What I ment with 32 bit/parallel is this: Before intel/amd processors had SSE they could already process 32 bits in parallel, examples are: AND, OR, XOR and so forth.
So in a sense intel/amd/x86 processors are also “8/16/32/64 bit parallel processors” but my point is basically nobody calls them “parallel processors” just because they process bits in parallel.
The same might or might not be said for SSE instructions… it depends how “complete” such an instruction set is. Concerning SSE… if each word can be individually acted upon in a logical flow it becomes more interesting.
Back to the 8/16/32/64 bit example… As far as I know it’s not possible to make the instruction set behave in such a way that each bit can have it’s own branching code and such. So in a way these bits belong together. And that basically makes it less parallel.
Now how does this translate back to cuda ? All those 32 threads/warp size must act on the same piece of data… pretty much the same way as 8/16/32/64 bits or SSE if you will… so it’s basically the same thing, though slightly different. If only 1 thread of each warp would be used then I am pretty sure performance would suffer greatly… even those the ammount of work would be the same, instead of 32 threads, there would be 1 thread per block, thus 32 blocks, instead of 1 block, and so forth… so by increasing blocks, and decreasing threads workload can remain the same, however I pretty sure performance would suffer… this basically indicates that these 32 threads belong together and in some sense cannot really be called “parallel”. In some ways perhaps defining with “parallel” truely means might be somewhat helpfull. I’d like to think of “parallel” as more of “free to do whatever it wants”. So untangled by all kinds of restrictions… each thread should be able to do what it wants without severe performance penalities/restrictions. For now I remain unconvinced that these performance restrictions are not present, on the contrary somehow they must be present… the importance of getting the thread per block and such just right basically proves that too some point.

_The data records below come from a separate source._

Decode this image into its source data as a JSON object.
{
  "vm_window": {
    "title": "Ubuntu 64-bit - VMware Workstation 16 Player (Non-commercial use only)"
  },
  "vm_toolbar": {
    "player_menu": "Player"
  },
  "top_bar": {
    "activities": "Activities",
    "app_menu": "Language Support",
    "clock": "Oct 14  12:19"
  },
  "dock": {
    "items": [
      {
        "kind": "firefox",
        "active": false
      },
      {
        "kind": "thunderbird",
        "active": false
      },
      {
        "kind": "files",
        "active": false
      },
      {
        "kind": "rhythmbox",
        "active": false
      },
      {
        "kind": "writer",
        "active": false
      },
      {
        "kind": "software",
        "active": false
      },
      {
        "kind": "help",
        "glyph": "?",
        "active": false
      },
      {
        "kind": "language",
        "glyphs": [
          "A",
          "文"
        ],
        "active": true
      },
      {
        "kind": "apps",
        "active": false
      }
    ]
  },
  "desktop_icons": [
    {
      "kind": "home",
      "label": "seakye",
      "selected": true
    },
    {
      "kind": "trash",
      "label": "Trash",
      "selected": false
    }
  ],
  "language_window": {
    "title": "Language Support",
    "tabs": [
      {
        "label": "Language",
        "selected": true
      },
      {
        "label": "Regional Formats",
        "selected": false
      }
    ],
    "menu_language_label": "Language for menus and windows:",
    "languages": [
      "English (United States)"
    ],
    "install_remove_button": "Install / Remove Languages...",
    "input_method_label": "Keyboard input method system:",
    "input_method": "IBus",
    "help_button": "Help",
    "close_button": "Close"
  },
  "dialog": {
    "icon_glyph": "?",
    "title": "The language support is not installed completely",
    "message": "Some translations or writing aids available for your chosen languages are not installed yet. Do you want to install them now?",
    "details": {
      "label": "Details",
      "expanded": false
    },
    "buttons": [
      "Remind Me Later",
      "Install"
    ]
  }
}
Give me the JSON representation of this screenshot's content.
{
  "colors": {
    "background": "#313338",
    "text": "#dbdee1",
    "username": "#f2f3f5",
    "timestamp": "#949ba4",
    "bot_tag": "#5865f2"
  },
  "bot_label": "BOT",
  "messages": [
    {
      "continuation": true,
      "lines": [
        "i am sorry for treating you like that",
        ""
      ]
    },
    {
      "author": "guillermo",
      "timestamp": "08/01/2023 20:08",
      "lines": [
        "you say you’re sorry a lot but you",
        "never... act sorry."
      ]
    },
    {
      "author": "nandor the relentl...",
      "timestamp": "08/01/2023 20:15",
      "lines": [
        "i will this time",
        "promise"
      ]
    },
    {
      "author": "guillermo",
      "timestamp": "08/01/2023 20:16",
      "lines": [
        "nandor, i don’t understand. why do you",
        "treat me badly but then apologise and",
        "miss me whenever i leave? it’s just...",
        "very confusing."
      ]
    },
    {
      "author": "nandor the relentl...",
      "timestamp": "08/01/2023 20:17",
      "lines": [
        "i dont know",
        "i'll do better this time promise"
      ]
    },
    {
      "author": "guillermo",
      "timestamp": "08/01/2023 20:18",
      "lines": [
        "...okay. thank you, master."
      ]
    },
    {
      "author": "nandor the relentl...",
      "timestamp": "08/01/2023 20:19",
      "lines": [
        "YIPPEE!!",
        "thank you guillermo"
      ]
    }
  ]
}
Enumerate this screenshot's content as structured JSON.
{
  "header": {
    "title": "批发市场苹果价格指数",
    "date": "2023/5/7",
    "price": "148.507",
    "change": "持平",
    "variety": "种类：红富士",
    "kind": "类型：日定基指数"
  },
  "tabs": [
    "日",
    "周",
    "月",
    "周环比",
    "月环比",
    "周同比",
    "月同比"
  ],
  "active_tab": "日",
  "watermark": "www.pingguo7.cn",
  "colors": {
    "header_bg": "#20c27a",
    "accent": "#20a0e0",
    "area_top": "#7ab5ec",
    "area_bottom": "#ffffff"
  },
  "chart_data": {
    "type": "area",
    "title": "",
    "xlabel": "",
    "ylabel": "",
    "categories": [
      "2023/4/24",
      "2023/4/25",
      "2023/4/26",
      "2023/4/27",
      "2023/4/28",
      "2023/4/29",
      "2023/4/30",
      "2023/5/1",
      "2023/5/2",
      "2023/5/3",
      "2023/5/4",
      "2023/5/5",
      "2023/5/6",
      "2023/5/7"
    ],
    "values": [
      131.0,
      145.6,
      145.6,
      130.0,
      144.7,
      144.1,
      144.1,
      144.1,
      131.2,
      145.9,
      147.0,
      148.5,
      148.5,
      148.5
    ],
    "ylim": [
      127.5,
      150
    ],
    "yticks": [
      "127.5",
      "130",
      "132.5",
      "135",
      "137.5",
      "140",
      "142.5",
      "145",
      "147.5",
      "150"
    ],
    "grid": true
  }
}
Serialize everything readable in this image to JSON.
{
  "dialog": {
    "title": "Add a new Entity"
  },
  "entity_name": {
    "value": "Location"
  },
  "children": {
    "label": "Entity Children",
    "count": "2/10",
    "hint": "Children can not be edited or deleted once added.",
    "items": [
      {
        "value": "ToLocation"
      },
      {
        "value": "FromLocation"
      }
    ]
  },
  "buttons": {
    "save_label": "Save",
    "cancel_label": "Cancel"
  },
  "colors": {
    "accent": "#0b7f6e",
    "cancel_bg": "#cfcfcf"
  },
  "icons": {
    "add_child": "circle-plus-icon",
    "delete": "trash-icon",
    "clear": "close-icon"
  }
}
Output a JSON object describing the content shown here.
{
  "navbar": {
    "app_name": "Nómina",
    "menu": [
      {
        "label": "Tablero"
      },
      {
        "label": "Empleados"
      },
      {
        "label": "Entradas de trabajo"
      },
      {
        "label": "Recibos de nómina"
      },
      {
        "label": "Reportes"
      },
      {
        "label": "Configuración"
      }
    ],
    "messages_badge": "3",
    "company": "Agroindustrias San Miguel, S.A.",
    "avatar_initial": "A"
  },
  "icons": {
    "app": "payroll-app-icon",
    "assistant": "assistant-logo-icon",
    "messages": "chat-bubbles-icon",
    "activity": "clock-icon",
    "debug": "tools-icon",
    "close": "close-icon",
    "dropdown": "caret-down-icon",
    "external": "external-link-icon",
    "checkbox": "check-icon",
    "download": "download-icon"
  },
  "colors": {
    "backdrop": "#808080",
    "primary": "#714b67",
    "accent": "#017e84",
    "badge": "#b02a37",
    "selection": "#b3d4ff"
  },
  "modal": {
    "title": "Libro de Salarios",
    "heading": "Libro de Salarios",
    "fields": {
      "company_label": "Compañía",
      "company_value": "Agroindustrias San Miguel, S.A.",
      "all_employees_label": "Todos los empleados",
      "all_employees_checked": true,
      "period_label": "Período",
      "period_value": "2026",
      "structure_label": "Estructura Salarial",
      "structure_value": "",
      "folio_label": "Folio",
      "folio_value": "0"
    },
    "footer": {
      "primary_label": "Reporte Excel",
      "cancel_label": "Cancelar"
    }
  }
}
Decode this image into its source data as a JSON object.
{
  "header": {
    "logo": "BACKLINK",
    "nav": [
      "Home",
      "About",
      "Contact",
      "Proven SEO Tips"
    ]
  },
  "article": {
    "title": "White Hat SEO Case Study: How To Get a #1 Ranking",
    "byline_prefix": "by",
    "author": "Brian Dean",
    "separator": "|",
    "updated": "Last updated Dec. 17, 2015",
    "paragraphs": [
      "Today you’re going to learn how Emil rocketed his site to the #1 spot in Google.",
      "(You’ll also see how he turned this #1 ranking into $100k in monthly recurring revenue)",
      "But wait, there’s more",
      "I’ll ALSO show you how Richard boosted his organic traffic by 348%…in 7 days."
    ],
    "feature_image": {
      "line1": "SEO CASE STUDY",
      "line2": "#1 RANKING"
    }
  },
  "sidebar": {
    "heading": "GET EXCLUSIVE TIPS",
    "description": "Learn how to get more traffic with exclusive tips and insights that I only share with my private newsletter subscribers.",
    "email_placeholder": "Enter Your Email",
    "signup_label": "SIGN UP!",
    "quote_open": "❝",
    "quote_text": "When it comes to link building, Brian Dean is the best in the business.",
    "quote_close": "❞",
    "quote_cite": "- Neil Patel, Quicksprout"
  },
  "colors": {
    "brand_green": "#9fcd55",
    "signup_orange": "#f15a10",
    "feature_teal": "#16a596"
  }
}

That is also something that is a bit sucky about cuda… the cuda api cannot figure out how to run optimally by itself… the programmer has to try and figure this out… the number of parameters involved is quite large perhaps compared to a cpu. However a CPU like intel’s is more of a “magic block box” full of tricks, hard to predict performance… cuda is a bit more clear… but not terribly clear. For example (this should probably be in a seperate thread but anyway):
What is actually limiting the bandwidth of my GT 520 and bandwidth test program ?
In other words:
How to calculate/determine maximum number of load instructions that can be executed ?
What is the bottleneck ? Is it number of instructions per second that can be executed ? Is it memory frequency ? Shader frequency ? Is that cuda frequency ?
Can each CUDA core issue it’s on load instruction ? Or are all cuda cores bottlenecked by the SM unit they are in ?
Also how many “computation” instructions can be executed per cuda core per second so.
I suspect that there is a difference between the number of loads versus other kinds of instructions…